Controversial Coles' item sparks outrage among shoppers: "Are we really that lazy?"
A new product in Coles’ produce section has left some shoppers baffled and questioning how “lazy” consumers are becoming.
The supermarket’s pre-diced brown onion – priced at $1.50 for a 150g tub and advertised as “perfectly diced onion for no more tears!” – has divided opinions on social media.
“Are we really that lazy that we can no longer dice our own onions?” Northern Beaches Clean Up Crew posted on their Facebook page. “So much unnecessary plastic! Coles, please stop selling this!”
Many social media users also expressed disapproval in the comment section, describing the idea as “ridiculous” and “sad”.
“Chopped onion goes bad so quickly! Why waste money in something that won’t last a couple days when unchopped ones last ages,” a disgruntled customer wrote.
“When you see something like this on the shelves tell the manager. Don’t buy it and let it rot on the shelves, the only way to stop this is to hurt them in the pocket,” another added.
However, others defended the item as a great help for people with disability.
“Not everyone has the ability to cut up foods. It’s not about laziness,” one chimed in.
“Arthritis and illnesses like MS make it almost impossible for some people to chop fruit and veg. The elderly also benefit from pre-chopped veg,” one commented. “Yes I agree plastic is a problem but there’s a real need for these products.”
A Coles spokesperson said the retailer’s diced onion serves a multitude of purposes for modern Aussie shoppers.
“We know that cutting onions is a task many of our customers do not like – it can quite literally bring them to tears,” the spokesperson told news.com.au.
“So this is another example of where Coles has done the work for you.”
The spokesperson said the product packaging could be recycled through REDcycle soft plastic recycling bins at Coles supermarkets.
The pre-chopped food trend is not limited to Coles or Australia alone. A shopper noted that Harris Farm Markets also offers chopped up fresh produce. “For broccoli and pumpkin and anything else they can think of. [All] while bragging about being plastic free and having signs out the front saying bring your own containers etc,” she wrote.

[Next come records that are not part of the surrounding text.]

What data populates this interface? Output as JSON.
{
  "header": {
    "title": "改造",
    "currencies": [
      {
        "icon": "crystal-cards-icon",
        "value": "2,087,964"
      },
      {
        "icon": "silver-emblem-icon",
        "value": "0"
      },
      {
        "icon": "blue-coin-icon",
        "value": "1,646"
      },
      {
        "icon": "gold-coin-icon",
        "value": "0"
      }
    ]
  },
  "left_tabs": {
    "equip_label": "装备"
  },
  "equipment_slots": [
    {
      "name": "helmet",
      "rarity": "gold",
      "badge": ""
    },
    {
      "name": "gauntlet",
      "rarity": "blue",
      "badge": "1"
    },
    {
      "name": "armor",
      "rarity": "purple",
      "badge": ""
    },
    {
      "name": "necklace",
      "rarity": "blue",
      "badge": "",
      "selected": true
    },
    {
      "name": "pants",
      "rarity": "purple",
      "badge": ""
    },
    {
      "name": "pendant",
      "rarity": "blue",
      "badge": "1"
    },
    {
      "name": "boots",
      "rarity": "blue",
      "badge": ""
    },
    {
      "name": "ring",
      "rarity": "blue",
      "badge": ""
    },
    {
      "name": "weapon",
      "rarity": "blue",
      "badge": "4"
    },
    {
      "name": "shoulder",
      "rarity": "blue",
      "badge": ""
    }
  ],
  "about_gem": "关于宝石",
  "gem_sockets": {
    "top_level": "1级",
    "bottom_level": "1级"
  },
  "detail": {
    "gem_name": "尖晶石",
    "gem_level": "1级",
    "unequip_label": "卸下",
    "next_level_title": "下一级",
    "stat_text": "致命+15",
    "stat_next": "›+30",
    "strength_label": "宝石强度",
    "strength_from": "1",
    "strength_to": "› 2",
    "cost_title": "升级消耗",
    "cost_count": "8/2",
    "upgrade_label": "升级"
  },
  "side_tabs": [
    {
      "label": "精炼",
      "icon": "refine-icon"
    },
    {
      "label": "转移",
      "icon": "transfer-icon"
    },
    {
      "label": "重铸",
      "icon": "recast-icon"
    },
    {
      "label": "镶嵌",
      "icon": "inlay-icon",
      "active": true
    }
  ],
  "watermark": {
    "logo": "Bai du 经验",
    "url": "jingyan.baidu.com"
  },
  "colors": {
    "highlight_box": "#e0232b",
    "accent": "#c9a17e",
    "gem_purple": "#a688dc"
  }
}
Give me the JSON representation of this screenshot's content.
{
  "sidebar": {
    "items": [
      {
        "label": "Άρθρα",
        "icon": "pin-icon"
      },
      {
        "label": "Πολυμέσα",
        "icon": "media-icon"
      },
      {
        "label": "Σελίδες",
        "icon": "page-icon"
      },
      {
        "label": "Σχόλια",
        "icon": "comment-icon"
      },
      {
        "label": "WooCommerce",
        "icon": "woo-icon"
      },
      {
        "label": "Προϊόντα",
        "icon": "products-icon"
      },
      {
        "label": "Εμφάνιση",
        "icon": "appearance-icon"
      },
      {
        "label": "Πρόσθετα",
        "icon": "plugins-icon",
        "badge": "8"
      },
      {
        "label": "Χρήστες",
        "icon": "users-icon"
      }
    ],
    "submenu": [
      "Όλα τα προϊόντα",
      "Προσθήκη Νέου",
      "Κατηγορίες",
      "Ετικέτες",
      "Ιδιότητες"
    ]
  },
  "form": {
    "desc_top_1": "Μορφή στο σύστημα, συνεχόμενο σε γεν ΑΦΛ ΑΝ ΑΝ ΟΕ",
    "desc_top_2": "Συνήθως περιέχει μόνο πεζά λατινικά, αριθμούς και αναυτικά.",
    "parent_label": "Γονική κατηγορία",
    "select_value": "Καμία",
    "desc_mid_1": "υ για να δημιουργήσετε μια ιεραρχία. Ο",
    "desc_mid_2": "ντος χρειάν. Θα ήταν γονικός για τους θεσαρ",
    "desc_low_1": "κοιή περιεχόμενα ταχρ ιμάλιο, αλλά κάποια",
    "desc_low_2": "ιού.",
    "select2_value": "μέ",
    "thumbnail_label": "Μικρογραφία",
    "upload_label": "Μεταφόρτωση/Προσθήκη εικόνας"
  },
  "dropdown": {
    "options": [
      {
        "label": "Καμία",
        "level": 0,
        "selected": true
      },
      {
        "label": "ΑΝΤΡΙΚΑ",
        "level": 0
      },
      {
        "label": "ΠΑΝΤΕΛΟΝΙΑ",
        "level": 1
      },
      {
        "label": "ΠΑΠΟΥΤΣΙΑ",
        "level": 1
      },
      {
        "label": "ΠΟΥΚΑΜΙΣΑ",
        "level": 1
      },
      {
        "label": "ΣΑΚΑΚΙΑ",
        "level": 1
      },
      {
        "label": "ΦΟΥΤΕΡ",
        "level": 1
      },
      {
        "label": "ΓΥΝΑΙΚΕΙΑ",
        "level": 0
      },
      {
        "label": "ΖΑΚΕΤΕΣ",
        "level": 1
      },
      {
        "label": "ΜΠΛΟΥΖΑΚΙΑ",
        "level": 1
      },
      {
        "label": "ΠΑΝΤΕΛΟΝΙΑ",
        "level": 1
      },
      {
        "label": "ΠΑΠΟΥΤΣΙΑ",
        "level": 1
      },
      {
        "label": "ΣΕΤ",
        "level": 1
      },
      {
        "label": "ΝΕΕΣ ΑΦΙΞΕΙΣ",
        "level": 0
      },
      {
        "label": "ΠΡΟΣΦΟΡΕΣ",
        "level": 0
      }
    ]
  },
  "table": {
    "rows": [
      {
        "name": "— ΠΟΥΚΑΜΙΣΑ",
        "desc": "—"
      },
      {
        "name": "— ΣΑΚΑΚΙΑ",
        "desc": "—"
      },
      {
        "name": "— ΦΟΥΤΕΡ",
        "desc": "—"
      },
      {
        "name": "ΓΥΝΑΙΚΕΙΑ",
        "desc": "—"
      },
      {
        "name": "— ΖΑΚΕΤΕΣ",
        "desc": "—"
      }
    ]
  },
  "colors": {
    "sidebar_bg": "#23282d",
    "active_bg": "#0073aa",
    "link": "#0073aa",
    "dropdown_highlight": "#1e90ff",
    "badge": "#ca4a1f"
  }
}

Last year, UK supermarket Marks & Spencer pulled its “cauliflower steaks” or pre-sliced cauliflower off the shelves following backlash.
Marks and Spencer stores are selling sliced cauliflower as ‘Cauliflower Steak’ with lots of lovely plastic and charging £2 (normally £2.50). A cauliflower costs about 69p from a local veg shop. 😑 pic.twitter.com/v9ocsIAB0R
— Rachel Clarke (@rachclarke27) January 5, 2018